Eye-opening article on Brain Training, a hugely popular application/game for the Nintendo DS system, available only in Japan. It's essentially a tool to keep your brain sharp, disguised as a game, and it's redefining notions of gaming. The author's thoughts are insightful: as games and gaming continue to evolve, it will be interesting to see new hybrid entertainment/educational/creative platforms emerge, and it they will happen anywhere, you know it will definitely be in Japan, first.
So, the #1 game in Japan is a non-game. My (shocking) conclusion: there is a huge market for new styles of games and new game players, and the gap between "games" and "apps" is getting smaller.
At first it's
hard to imagine something like Brain Training ever hitting the top of
the USA video game charts.

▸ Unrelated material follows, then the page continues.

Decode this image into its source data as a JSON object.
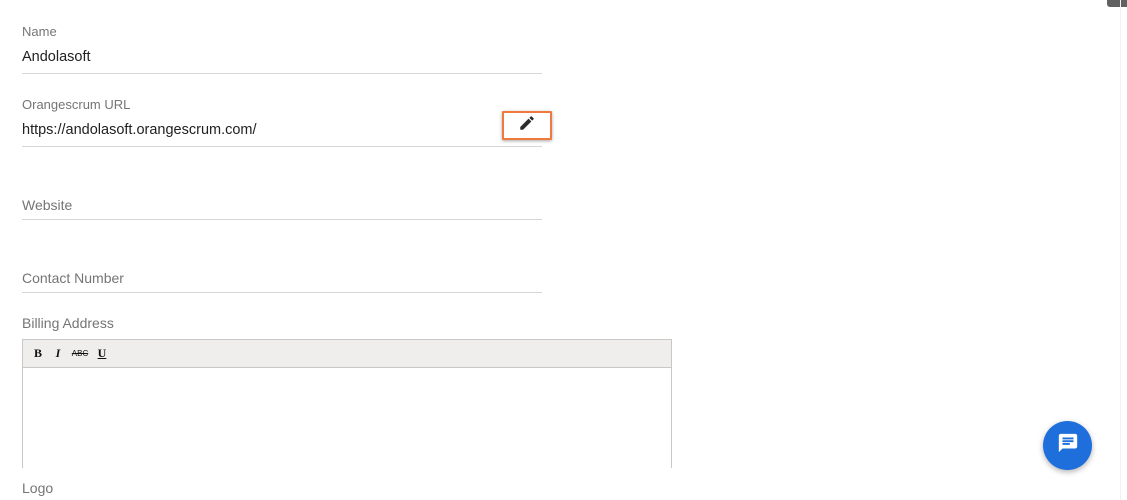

Virtually impossible, I'd wager.
But, if you had told me that "Deer Hunter" would've become the top-selling computer game a few years ago, I would have pulled the car over and laughed you out of it — and yet, it happened, stunning a whole generation of developers who were working on "Brown Devil Alien Guns III"-style games.
Both successes tell a valuable lesson: there are a lot of people who could play video games, but don't, because the right software isn't there.